Entries taken from a collection:
-------

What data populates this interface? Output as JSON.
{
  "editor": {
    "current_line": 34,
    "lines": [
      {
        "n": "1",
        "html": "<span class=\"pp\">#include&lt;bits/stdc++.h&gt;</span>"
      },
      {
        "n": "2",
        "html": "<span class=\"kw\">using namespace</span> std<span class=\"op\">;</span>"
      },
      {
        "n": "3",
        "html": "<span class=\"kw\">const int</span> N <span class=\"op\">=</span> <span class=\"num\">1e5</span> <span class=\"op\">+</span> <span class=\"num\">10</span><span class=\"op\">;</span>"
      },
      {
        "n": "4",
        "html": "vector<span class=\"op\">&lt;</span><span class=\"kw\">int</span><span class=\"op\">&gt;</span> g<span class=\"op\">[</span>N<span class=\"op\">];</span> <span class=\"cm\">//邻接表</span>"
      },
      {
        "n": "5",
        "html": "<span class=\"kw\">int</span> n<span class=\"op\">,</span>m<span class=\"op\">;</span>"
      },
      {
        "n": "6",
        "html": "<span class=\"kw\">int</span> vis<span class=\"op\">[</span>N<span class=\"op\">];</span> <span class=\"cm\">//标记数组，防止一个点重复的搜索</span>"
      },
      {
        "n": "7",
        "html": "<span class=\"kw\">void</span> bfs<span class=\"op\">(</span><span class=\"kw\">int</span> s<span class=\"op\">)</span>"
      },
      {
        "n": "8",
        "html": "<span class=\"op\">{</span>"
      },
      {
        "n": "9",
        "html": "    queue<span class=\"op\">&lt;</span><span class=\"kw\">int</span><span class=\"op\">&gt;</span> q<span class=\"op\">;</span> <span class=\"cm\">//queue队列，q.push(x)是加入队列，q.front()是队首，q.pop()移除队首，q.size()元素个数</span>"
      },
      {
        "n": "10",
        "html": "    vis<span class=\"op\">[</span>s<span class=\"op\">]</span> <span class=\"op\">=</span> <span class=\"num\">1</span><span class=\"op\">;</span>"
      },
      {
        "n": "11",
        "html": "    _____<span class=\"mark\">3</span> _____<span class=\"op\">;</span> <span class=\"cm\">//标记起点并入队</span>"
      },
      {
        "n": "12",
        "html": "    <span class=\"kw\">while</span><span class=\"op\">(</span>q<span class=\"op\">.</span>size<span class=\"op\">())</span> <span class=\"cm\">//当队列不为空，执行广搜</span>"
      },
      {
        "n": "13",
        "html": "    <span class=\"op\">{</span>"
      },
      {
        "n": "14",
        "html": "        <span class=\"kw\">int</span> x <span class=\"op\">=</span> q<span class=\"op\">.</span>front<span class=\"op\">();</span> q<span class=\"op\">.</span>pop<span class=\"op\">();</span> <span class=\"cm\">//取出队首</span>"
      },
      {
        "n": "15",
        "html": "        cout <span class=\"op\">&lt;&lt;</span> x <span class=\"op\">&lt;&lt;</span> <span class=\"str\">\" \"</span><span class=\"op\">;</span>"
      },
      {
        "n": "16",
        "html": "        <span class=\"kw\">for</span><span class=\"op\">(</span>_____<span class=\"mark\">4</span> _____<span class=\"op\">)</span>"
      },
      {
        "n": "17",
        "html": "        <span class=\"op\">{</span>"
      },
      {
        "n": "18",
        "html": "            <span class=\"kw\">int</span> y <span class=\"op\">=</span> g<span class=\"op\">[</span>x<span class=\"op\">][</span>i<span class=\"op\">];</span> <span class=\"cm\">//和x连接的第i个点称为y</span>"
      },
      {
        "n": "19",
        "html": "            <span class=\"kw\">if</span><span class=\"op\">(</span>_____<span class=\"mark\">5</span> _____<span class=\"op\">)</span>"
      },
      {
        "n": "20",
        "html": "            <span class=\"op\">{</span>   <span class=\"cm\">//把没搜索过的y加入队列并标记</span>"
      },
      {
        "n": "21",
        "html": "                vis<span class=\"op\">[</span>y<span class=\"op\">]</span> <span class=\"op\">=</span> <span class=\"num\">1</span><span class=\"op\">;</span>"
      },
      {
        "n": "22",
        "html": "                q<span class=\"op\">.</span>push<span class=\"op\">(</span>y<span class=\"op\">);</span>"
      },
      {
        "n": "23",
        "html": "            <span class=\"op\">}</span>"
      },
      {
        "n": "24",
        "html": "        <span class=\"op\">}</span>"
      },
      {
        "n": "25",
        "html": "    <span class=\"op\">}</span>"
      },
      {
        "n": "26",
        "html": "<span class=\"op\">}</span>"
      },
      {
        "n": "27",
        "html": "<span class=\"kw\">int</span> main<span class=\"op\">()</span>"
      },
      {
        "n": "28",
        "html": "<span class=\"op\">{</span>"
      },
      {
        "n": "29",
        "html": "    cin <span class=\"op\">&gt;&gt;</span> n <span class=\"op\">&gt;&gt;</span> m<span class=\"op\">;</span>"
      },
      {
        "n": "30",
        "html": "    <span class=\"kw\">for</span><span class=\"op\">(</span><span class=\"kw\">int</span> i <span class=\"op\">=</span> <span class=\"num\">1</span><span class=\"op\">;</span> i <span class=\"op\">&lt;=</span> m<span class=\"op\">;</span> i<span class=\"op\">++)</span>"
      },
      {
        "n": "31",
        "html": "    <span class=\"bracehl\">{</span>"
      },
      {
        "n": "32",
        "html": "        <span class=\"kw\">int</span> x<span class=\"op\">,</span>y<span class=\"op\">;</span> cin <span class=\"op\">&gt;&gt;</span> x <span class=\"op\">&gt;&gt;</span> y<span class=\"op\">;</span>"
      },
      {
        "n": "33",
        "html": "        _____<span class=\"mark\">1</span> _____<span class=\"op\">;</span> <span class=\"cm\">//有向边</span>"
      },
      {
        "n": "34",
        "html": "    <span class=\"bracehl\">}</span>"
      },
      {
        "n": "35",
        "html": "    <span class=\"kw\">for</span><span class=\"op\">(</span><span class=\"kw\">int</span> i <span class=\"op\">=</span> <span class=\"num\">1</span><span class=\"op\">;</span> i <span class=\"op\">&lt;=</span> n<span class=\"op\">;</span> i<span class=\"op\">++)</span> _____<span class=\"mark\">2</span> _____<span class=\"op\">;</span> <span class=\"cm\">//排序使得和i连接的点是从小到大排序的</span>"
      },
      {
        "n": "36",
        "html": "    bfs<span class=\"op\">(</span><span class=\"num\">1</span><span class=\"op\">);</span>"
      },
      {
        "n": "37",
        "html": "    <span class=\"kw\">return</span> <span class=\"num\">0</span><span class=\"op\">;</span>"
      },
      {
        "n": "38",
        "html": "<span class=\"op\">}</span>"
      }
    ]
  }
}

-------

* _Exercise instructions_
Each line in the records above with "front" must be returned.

* _Response_
        "html": "    queue<span class=\"op\">&lt;</span><span class=\"kw\">int</span><span class=\"op\">&gt;</span> q<span class=\"op\">;</span> <span class=\"cm\">//queue队列，q.push(x)是加入队列，q.front()是队首，q.pop()移除队首，q.size()元素个数</span>"
        "html": "        <span class=\"kw\">int</span> x <span class=\"op\">=</span> q<span class=\"op\">.</span>front<span class=\"op\">();</span> q<span class=\"op\">.</span>pop<span class=\"op\">();</span> <span class=\"cm\">//取出队首</span>"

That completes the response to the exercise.